From David Devereux – 28 April 2020
I hope this finds you well. Thank you again for your very interesting email and my apologies for the long delay in replying to it. I don’t know of any detailed studies of fish-traps around the Galloway coast, though the cruivies and yairs in the Luce and Cree estuaries, the Dee and at Tongland of course are mentioned in a variety of sources. I’m not aware of much particularly on stone fish-traps locally, but see the following notes.
I think you may be on to something at Brighouse Bay, although I’m seeing possible fish-traps in a slightly different location in the bay. The OSA for Borgue makes no mention of fishing here, but the NSA (1841) refers to a salmon fishery ‘off the South Park shore, at the entrance into Brighouse Bay’ which had just started operation in that year. The account states that this was a bag-net arrangement at the mouth of the bay. Possibly related to this, Canmore describes the small building on Rockvale Quay as a fish-house, and the quay itself as late C18th (after John Hulme, and see attached aerial photo from Canmore). I’m not sure what evidence Hulme had to identify the building as a fish-house, rather than a general store. Having discussed this point with David Collin, the well-built quay is better described as a short breakwater or mole as its cambered sides would not permit a vessel to be tied up alongside it. There were landing quays proper behind it and a jetty (presumably wooden) projecting from it, but the latter now gone. These can be seen on the 1895 OS 25″map attached.

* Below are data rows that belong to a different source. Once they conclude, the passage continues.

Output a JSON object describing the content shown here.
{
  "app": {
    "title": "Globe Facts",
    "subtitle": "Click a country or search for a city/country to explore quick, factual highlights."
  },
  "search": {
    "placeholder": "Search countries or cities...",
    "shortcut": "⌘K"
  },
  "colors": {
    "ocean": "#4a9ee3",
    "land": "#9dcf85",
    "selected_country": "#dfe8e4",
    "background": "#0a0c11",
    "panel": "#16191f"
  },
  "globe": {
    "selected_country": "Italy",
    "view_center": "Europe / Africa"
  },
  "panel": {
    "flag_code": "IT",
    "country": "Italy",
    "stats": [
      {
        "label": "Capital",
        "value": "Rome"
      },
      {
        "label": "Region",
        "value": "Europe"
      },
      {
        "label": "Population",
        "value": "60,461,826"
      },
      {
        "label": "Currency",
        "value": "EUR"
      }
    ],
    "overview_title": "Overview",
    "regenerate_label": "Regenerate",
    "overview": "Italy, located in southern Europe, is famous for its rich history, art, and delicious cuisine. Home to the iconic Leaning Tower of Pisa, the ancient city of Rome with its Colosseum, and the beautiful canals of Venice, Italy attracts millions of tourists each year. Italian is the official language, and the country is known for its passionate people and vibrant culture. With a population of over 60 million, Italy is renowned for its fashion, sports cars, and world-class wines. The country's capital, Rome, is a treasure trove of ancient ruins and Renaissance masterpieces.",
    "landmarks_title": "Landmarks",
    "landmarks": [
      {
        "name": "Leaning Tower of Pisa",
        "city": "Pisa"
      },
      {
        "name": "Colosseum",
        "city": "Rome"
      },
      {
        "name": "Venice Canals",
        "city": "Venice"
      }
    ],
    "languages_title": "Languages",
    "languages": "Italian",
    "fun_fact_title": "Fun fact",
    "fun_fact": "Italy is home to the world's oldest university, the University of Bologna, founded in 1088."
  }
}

However the 1895 map may also show evidence of an earlier fishery in the form of a curving or hook-shape bank of stone a little further down the bay (marked with a yellow line on the map and aerial view). It may be significant that it matches the curve of the quay and former jetty, and a continuing northward line of stones (also marked). Although clearly depicted on the OS 1854 6″ and 1895 25″ maps, the feature is only just faintly visible today in the aerial view (below the yellow line), and may now be hidden by mud and sand; I’ll aim to visit to see it at low tide at the first opportunity. This form would appear to fit the ‘crescent’ type of stone fish trap as classified by Bannerman & Jones (1999)*; see the illustration attached from Goodwick Beach, Fishguard (from p.20 Medieval and Early Post-Medieval Fish Traps – Dyfed Archaeological Trust, 2013). I note from this that these are called cored or gored (pl.goreddi) in Welsh. This type can occur in pairs, to allow for the variations in the height of the water at spring and neap tides.
Given its shape, could this be the ‘Hac-Noose’ as either the ‘fish-trap headland’ or ‘hooked headland’?
The only other possible stone fish-trap I know of in the Stewartry is ‘The Devil’s Thrashing Floor’ in the Dee a little upstream from Senwick. This is shown clearly on the OS 6″ 1854 map – see attached (my yellow line below it). This would appear to be a classic ‘V’ shape trap (Bannerman & Jones), generally much larger than the crescent-shape type, with the apex of the ‘V’ pointing downstream. The Drumboy trap in the Lough Swilly report is a similar example and there’s another again at Goodwick, Fishguard – see photo attached (from p.19 in the Dyfed report). Here the outer arm or leader is intact but only a short part of the inner leader on the shore side survives. The rest was lost when the railway track was laid along the shoreline. The OS Name Book compiler for Borgue parish found no explanation for the unusual name he was given and stated as much. But I would guess this is a case where a large and inexplicable topographical feature was superstitiously linked to the Devil, and as the feature took the form of a flail, the area was assumed to be his threshing floor! A fine example of another type of fish-trap lies just off Monreith beach (see photo). This type is described as an elongated crescent, constructed parallel to the shoreline, with either end turned slightly towards the shore.
I hope this of interest and would be pleased to hear whether you think the possible fish-traps might fit the ‘hac-noose’ field name. Thank you for directing my attention to Brighouse Bay in this way. The name ‘Brighouse’ here and elsewhere in Scotland also interests me – I don’t see many significant bridges near them, but that would be going off at a tangent!
*Bannerman N, Jones C (1999) Fish-trap types: a component of the maritime cultural landscape. Int J Naut Archaeol 28:70–84